_Exercise goal_
Scan the listing for the word "this", and copy out each line where it is found.

_Source records_
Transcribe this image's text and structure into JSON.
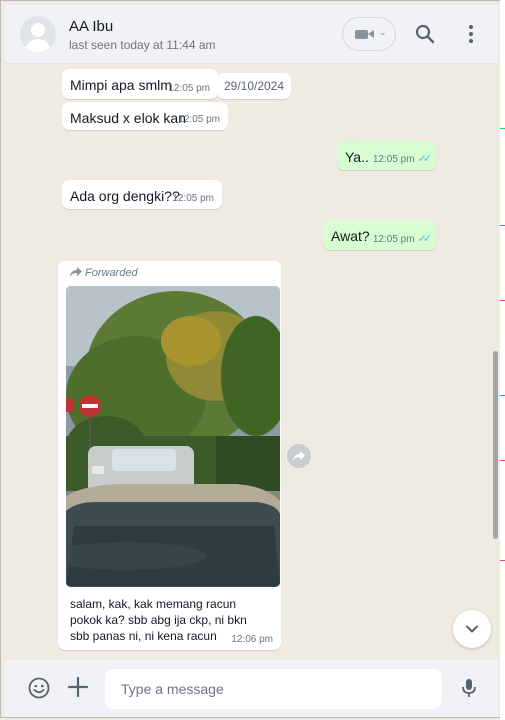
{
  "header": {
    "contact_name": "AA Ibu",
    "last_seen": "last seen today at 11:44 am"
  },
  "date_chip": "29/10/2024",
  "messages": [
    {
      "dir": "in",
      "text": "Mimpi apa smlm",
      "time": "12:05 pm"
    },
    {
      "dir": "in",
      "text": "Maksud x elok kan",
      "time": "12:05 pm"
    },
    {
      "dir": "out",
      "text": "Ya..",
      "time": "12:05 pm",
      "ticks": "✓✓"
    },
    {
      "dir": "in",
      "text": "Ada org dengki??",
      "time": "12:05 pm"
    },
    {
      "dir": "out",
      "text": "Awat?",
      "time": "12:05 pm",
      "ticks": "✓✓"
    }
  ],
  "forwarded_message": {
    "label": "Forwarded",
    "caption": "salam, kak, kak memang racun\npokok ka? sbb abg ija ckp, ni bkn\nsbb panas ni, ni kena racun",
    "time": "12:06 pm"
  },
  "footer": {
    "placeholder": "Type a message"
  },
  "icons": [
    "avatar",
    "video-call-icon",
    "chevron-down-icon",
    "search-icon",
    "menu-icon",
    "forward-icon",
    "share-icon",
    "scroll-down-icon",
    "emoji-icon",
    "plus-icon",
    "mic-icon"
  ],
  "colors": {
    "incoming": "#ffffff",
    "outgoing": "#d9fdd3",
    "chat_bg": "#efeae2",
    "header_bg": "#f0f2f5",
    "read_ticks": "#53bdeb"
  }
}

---

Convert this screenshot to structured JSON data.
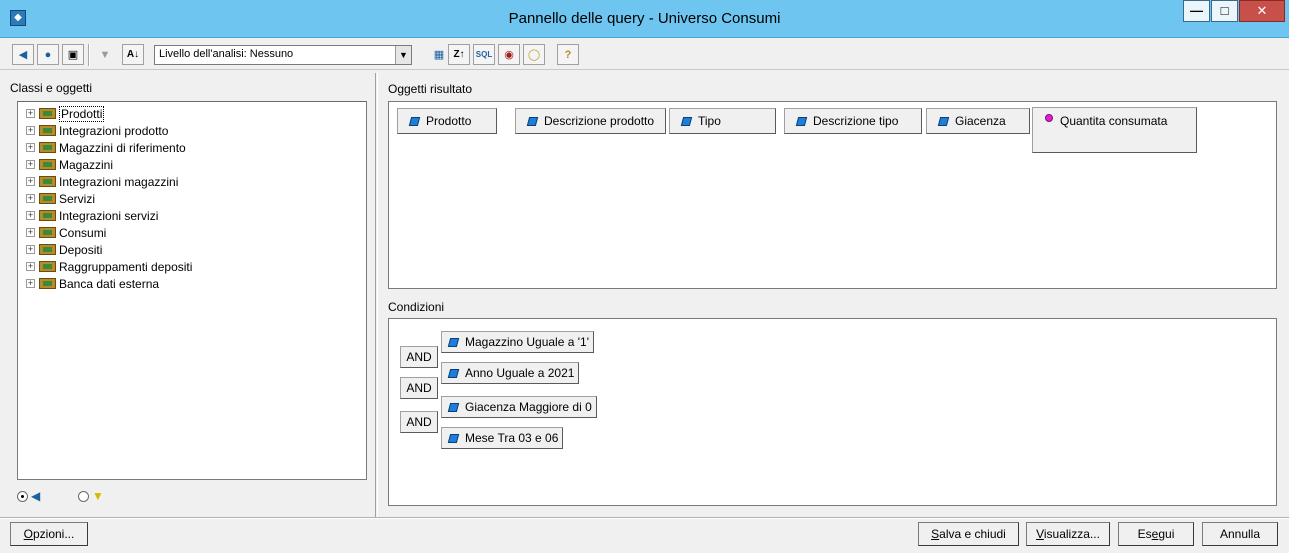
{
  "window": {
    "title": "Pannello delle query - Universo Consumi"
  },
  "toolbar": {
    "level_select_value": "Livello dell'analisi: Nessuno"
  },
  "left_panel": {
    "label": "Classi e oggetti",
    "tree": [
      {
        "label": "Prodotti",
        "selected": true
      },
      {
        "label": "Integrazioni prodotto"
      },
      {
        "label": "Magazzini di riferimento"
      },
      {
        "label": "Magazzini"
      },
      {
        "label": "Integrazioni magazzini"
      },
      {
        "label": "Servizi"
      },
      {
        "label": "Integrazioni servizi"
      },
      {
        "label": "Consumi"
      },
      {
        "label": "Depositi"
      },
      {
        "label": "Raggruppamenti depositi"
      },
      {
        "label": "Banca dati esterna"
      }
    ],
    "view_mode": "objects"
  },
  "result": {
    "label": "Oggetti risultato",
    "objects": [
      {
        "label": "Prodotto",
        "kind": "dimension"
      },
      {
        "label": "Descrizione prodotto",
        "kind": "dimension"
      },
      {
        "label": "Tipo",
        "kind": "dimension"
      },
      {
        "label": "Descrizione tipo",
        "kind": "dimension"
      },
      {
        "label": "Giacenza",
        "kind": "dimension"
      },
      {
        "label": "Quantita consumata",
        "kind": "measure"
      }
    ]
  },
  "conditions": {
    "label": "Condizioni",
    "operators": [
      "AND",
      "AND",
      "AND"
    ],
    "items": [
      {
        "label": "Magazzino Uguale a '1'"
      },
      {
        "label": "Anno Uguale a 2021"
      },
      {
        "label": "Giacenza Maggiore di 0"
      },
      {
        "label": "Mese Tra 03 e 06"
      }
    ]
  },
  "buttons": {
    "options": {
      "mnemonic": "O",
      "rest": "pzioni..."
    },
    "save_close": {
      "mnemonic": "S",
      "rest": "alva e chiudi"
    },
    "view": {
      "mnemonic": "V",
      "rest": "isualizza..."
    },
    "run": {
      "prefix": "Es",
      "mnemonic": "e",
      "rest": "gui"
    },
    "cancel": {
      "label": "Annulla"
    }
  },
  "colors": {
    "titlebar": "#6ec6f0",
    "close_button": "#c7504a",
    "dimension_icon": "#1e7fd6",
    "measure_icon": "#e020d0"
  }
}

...

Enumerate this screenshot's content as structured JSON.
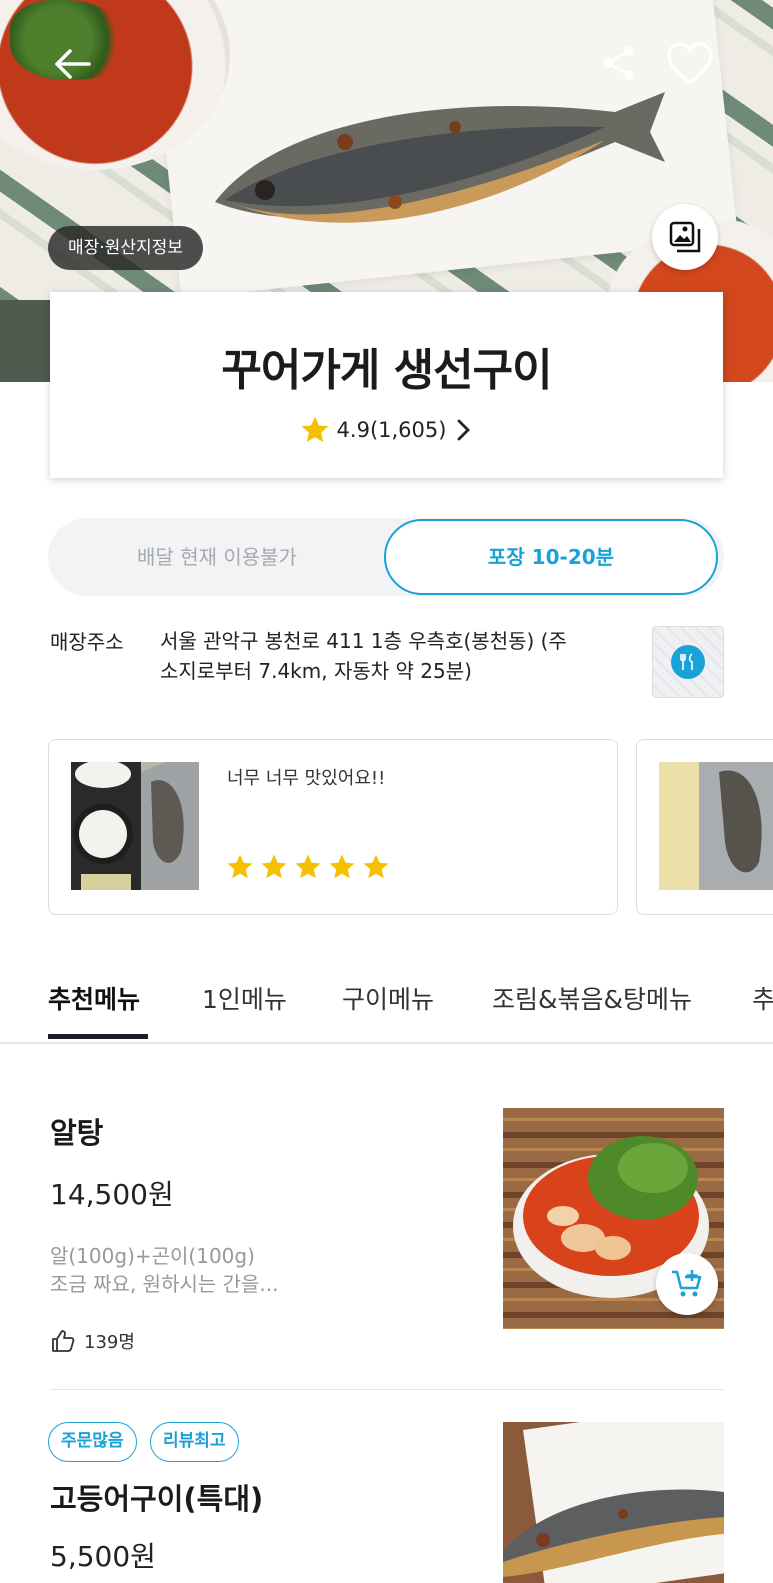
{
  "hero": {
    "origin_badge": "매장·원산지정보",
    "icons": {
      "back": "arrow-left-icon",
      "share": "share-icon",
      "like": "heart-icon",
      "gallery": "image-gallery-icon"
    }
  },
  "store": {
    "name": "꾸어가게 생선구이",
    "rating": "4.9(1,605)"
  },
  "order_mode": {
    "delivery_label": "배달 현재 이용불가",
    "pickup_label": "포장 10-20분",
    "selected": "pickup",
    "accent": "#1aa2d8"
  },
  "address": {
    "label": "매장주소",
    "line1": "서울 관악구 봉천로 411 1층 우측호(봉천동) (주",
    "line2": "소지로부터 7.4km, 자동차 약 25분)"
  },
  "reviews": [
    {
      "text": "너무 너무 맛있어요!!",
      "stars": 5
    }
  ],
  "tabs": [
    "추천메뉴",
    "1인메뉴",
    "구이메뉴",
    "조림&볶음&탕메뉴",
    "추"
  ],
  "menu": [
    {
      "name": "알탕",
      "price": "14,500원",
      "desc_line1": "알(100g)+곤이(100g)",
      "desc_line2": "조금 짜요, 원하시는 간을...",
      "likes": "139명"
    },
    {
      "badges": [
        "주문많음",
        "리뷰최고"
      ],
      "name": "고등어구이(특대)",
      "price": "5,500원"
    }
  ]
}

_Task output_
Transcribe this image's text and structure into JSON.
Convert this screenshot to structured JSON data.
Enumerate this screenshot's content as structured JSON.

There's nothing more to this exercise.